The amount of money required to make it necessary to go through probate changes over time, but for a small estate with limited assets and liabilities, probate may not be necessary. In some cases, probate can even be avoided by using beneficiaries.
In general, for smaller estates with minimal assets and no real property involved, probate may not be necessary. However, it is best to consult with a specialist in order to ascertain the value of an estate and to determine if a particular estate requires probate.
It is important to review the assets held by the deceased. If the person who died either owned a property in their own name, or had multiple high value assets such as bank accounts, stocks and bonds, probate will be required.
However, if the deceased had a small amount of money in the bank and no other assets, it is unlikely that probate will be needed.
In general, it is not necessary to go through the probate process if the deceased's estate is valued at less than £20,000. Since most banks and building societies will release funds under this amount without a grant of probate, you should not need to go through the probate process in such cases.
Similarly, if most assets are jointly owned, there may be no need for probate.
In the United Kingdom, an estate does not have to meet any specified value requirement to go through probate. Instead, a variety of factors need to be considered in order to determine if an estate should enter into probate proceedings. Thus, the value of the estate is not necessarily a deciding factor.
For most jurisdictions, a small estate is classified as one valued at or below a certain limit and consequently, these estates do not require formal probate proceedings and may have simplified administration.

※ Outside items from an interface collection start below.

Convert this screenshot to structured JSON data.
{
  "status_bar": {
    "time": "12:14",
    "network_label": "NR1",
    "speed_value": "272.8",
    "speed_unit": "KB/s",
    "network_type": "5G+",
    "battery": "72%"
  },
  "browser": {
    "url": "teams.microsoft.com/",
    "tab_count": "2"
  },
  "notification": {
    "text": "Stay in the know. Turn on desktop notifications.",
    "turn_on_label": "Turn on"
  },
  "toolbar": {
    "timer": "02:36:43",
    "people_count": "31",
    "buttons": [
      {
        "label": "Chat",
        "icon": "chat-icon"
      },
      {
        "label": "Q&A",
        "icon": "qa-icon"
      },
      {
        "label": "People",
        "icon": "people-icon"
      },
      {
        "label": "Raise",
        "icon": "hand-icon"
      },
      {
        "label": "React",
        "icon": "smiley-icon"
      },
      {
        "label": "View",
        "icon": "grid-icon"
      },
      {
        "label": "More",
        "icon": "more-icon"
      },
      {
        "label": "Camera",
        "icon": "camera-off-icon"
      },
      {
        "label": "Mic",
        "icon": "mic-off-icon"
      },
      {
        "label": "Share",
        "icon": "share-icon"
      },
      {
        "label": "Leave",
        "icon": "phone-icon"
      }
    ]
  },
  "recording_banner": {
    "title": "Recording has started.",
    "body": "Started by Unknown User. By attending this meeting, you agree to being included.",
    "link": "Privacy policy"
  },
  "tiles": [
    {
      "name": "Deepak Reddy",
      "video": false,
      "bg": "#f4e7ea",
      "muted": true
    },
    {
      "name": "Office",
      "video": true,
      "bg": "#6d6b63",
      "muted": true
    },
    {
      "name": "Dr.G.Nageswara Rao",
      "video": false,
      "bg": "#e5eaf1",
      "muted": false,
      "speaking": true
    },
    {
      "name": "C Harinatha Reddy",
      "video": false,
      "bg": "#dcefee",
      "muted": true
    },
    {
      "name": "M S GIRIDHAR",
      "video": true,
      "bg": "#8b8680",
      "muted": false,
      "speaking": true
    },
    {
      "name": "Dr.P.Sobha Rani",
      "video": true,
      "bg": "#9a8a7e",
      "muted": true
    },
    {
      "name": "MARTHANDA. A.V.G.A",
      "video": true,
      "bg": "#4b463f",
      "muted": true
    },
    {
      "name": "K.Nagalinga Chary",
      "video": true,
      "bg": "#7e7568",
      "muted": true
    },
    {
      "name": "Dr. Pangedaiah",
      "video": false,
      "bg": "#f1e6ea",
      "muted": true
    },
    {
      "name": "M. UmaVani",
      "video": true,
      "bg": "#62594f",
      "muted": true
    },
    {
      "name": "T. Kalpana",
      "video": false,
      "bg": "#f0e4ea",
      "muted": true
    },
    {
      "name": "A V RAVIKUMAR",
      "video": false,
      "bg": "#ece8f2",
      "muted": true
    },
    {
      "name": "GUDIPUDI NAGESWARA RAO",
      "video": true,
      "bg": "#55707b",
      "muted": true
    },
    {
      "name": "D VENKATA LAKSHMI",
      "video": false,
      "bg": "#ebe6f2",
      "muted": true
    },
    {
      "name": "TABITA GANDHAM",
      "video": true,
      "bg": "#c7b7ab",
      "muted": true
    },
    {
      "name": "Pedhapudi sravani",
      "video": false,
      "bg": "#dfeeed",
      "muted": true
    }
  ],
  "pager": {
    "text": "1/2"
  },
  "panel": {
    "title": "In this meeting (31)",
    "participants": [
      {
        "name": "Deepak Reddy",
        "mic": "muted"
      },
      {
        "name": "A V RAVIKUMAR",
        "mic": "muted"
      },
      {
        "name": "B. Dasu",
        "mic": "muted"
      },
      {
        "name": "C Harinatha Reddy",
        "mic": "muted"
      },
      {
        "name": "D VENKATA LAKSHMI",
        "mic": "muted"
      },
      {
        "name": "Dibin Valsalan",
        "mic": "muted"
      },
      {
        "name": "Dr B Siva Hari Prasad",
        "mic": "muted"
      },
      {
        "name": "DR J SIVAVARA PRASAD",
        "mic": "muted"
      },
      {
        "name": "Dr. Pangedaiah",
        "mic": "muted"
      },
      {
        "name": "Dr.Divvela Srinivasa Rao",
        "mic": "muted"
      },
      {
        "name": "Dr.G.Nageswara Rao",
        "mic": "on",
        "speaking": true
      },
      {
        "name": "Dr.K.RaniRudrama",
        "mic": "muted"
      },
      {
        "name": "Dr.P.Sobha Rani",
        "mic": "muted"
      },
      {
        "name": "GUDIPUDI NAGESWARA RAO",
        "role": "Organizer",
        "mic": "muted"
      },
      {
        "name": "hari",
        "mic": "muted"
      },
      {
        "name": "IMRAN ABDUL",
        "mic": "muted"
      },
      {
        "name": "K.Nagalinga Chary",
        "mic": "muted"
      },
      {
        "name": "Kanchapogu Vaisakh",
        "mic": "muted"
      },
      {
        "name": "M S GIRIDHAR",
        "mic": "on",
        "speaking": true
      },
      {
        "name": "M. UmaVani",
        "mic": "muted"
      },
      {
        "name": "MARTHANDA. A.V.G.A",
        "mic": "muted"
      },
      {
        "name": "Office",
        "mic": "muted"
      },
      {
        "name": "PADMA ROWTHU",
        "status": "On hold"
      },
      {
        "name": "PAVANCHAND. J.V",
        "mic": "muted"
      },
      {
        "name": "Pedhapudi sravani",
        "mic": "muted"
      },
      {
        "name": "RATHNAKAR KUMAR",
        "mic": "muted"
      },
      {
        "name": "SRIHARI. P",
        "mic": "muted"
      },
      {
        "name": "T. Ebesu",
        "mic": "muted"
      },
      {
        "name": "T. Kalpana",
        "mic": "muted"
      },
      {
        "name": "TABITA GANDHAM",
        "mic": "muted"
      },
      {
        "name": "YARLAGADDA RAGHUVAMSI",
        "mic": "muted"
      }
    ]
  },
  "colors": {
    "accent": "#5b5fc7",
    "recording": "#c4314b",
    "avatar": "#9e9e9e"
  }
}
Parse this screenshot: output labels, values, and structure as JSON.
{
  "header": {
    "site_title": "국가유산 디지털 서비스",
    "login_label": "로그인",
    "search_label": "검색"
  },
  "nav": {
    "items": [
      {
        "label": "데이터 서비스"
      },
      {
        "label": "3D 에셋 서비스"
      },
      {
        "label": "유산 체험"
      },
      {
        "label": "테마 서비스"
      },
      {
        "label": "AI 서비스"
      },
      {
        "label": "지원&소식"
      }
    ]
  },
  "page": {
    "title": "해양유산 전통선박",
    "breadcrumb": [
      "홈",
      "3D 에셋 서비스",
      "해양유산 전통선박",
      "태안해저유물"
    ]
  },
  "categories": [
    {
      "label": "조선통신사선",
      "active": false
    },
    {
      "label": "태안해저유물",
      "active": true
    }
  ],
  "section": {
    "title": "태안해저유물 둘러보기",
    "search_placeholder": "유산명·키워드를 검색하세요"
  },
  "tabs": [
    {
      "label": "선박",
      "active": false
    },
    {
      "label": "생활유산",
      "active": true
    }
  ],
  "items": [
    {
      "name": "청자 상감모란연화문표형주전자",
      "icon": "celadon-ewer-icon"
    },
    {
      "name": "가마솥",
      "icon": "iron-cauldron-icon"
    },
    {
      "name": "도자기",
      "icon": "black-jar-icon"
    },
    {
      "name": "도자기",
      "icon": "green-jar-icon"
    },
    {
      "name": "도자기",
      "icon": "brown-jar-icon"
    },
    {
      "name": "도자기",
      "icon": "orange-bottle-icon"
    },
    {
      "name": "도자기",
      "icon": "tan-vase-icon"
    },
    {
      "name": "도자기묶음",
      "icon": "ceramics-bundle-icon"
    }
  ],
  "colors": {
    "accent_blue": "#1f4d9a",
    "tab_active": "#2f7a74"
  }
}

Navigating the probate process for small estates can be complex, and whether probate is required depends on various factors such as the value and nature of the assets, how they are held, and the financial institution's thresholds. While probate may not be necessary for small estates below a certain threshold or with jointly held assets, seeking legal advice is advisable, especially for complex cases or when dealing with foreign assets. Understanding these intricacies will help individuals make informed decisions and successfully navigate the probate process for small estates, ensuring a smooth and efficient estate administration.